[Dataset excerpts]
++++++++

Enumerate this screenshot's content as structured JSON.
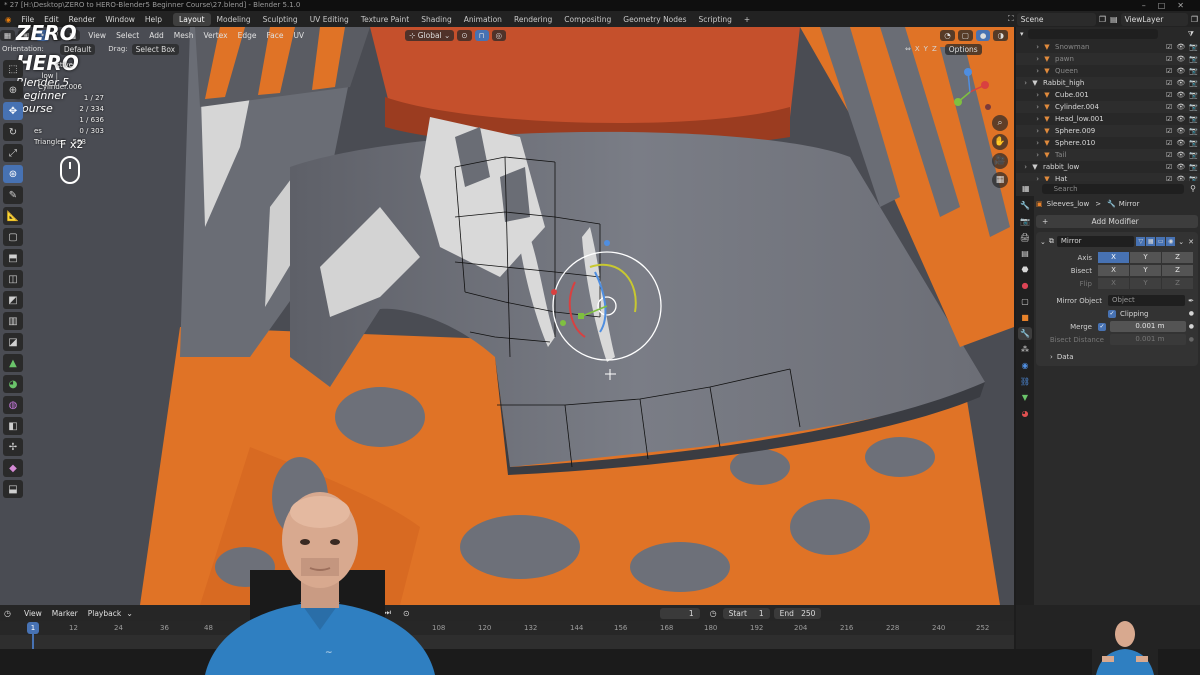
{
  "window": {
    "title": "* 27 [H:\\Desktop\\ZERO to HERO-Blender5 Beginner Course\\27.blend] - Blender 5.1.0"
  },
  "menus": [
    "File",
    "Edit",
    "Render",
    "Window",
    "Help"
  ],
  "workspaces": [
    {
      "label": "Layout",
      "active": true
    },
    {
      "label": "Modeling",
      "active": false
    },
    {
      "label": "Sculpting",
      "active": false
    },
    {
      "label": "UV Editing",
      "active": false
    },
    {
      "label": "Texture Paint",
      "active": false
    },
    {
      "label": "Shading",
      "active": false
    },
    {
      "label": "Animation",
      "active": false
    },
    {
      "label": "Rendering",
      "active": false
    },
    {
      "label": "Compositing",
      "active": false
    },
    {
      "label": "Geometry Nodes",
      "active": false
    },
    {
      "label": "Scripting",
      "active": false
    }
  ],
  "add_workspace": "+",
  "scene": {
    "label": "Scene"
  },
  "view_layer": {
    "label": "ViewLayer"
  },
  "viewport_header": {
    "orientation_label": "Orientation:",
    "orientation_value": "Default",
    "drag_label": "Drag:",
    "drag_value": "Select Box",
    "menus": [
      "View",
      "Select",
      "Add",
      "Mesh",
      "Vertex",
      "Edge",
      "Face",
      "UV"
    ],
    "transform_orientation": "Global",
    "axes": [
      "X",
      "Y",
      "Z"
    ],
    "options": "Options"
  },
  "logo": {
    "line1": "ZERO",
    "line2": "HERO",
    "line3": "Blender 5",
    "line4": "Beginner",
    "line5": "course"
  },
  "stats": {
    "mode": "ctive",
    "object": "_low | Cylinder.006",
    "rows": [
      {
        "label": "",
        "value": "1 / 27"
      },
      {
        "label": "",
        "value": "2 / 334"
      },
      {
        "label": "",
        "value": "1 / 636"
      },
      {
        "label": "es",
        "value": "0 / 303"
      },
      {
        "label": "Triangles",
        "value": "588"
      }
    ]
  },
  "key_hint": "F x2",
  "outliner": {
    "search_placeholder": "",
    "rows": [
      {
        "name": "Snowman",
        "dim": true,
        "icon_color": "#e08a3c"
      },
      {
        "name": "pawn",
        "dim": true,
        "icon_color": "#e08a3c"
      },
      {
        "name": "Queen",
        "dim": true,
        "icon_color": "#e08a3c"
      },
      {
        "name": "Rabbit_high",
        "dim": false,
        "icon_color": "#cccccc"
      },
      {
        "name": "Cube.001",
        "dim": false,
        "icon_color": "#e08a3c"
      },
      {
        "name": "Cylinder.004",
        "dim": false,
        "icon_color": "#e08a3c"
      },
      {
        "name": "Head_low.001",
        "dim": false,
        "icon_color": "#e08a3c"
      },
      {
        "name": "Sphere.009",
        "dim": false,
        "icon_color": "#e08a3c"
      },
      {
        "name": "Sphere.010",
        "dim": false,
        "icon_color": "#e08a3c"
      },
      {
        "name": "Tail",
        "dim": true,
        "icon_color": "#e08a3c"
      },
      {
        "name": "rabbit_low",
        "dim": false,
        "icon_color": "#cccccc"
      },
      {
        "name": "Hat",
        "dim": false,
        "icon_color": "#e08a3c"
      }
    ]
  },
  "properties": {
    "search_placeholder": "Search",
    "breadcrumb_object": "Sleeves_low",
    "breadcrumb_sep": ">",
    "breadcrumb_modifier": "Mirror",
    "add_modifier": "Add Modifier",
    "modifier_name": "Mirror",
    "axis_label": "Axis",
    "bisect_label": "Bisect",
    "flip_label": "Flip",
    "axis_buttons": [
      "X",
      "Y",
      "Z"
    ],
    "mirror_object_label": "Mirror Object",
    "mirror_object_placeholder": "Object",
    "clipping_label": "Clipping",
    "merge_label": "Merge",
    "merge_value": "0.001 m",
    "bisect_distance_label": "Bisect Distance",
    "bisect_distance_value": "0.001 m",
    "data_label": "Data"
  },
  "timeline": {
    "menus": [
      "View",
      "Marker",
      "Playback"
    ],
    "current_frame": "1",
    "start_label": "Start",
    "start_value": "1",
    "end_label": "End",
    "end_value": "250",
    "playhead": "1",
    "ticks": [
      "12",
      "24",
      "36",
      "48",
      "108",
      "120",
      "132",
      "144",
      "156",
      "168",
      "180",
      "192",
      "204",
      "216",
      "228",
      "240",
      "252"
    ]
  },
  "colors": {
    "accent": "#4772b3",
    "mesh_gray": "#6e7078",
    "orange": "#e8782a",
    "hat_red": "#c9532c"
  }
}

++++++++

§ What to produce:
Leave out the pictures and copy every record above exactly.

§ Response to this exercise:
Enumerate this screenshot's content as structured JSON.
{
  "window": {
    "title": "* 27 [H:\\Desktop\\ZERO to HERO-Blender5 Beginner Course\\27.blend] - Blender 5.1.0"
  },
  "menus": [
    "File",
    "Edit",
    "Render",
    "Window",
    "Help"
  ],
  "workspaces": [
    {
      "label": "Layout",
      "active": true
    },
    {
      "label": "Modeling",
      "active": false
    },
    {
      "label": "Sculpting",
      "active": false
    },
    {
      "label": "UV Editing",
      "active": false
    },
    {
      "label": "Texture Paint",
      "active": false
    },
    {
      "label": "Shading",
      "active": false
    },
    {
      "label": "Animation",
      "active": false
    },
    {
      "label": "Rendering",
      "active": false
    },
    {
      "label": "Compositing",
      "active": false
    },
    {
      "label": "Geometry Nodes",
      "active": false
    },
    {
      "label": "Scripting",
      "active": false
    }
  ],
  "add_workspace": "+",
  "scene": {
    "label": "Scene"
  },
  "view_layer": {
    "label": "ViewLayer"
  },
  "viewport_header": {
    "orientation_label": "Orientation:",
    "orientation_value": "Default",
    "drag_label": "Drag:",
    "drag_value": "Select Box",
    "menus": [
      "View",
      "Select",
      "Add",
      "Mesh",
      "Vertex",
      "Edge",
      "Face",
      "UV"
    ],
    "transform_orientation": "Global",
    "axes": [
      "X",
      "Y",
      "Z"
    ],
    "options": "Options"
  },
  "logo": {
    "line1": "ZERO",
    "line2": "HERO",
    "line3": "Blender 5",
    "line4": "Beginner",
    "line5": "course"
  },
  "stats": {
    "mode": "ctive",
    "object": "_low | Cylinder.006",
    "rows": [
      {
        "label": "",
        "value": "1 / 27"
      },
      {
        "label": "",
        "value": "2 / 334"
      },
      {
        "label": "",
        "value": "1 / 636"
      },
      {
        "label": "es",
        "value": "0 / 303"
      },
      {
        "label": "Triangles",
        "value": "588"
      }
    ]
  },
  "key_hint": "F x2",
  "outliner": {
    "search_placeholder": "",
    "rows": [
      {
        "name": "Snowman",
        "dim": true,
        "icon_color": "#e08a3c"
      },
      {
        "name": "pawn",
        "dim": true,
        "icon_color": "#e08a3c"
      },
      {
        "name": "Queen",
        "dim": true,
        "icon_color": "#e08a3c"
      },
      {
        "name": "Rabbit_high",
        "dim": false,
        "icon_color": "#cccccc"
      },
      {
        "name": "Cube.001",
        "dim": false,
        "icon_color": "#e08a3c"
      },
      {
        "name": "Cylinder.004",
        "dim": false,
        "icon_color": "#e08a3c"
      },
      {
        "name": "Head_low.001",
        "dim": false,
        "icon_color": "#e08a3c"
      },
      {
        "name": "Sphere.009",
        "dim": false,
        "icon_color": "#e08a3c"
      },
      {
        "name": "Sphere.010",
        "dim": false,
        "icon_color": "#e08a3c"
      },
      {
        "name": "Tail",
        "dim": true,
        "icon_color": "#e08a3c"
      },
      {
        "name": "rabbit_low",
        "dim": false,
        "icon_color": "#cccccc"
      },
      {
        "name": "Hat",
        "dim": false,
        "icon_color": "#e08a3c"
      }
    ]
  },
  "properties": {
    "search_placeholder": "Search",
    "breadcrumb_object": "Sleeves_low",
    "breadcrumb_sep": ">",
    "breadcrumb_modifier": "Mirror",
    "add_modifier": "Add Modifier",
    "modifier_name": "Mirror",
    "axis_label": "Axis",
    "bisect_label": "Bisect",
    "flip_label": "Flip",
    "axis_buttons": [
      "X",
      "Y",
      "Z"
    ],
    "mirror_object_label": "Mirror Object",
    "mirror_object_placeholder": "Object",
    "clipping_label": "Clipping",
    "merge_label": "Merge",
    "merge_value": "0.001 m",
    "bisect_distance_label": "Bisect Distance",
    "bisect_distance_value": "0.001 m",
    "data_label": "Data"
  },
  "timeline": {
    "menus": [
      "View",
      "Marker",
      "Playback"
    ],
    "current_frame": "1",
    "start_label": "Start",
    "start_value": "1",
    "end_label": "End",
    "end_value": "250",
    "playhead": "1",
    "ticks": [
      "12",
      "24",
      "36",
      "48",
      "108",
      "120",
      "132",
      "144",
      "156",
      "168",
      "180",
      "192",
      "204",
      "216",
      "228",
      "240",
      "252"
    ]
  },
  "colors": {
    "accent": "#4772b3",
    "mesh_gray": "#6e7078",
    "orange": "#e8782a",
    "hat_red": "#c9532c"
  }
}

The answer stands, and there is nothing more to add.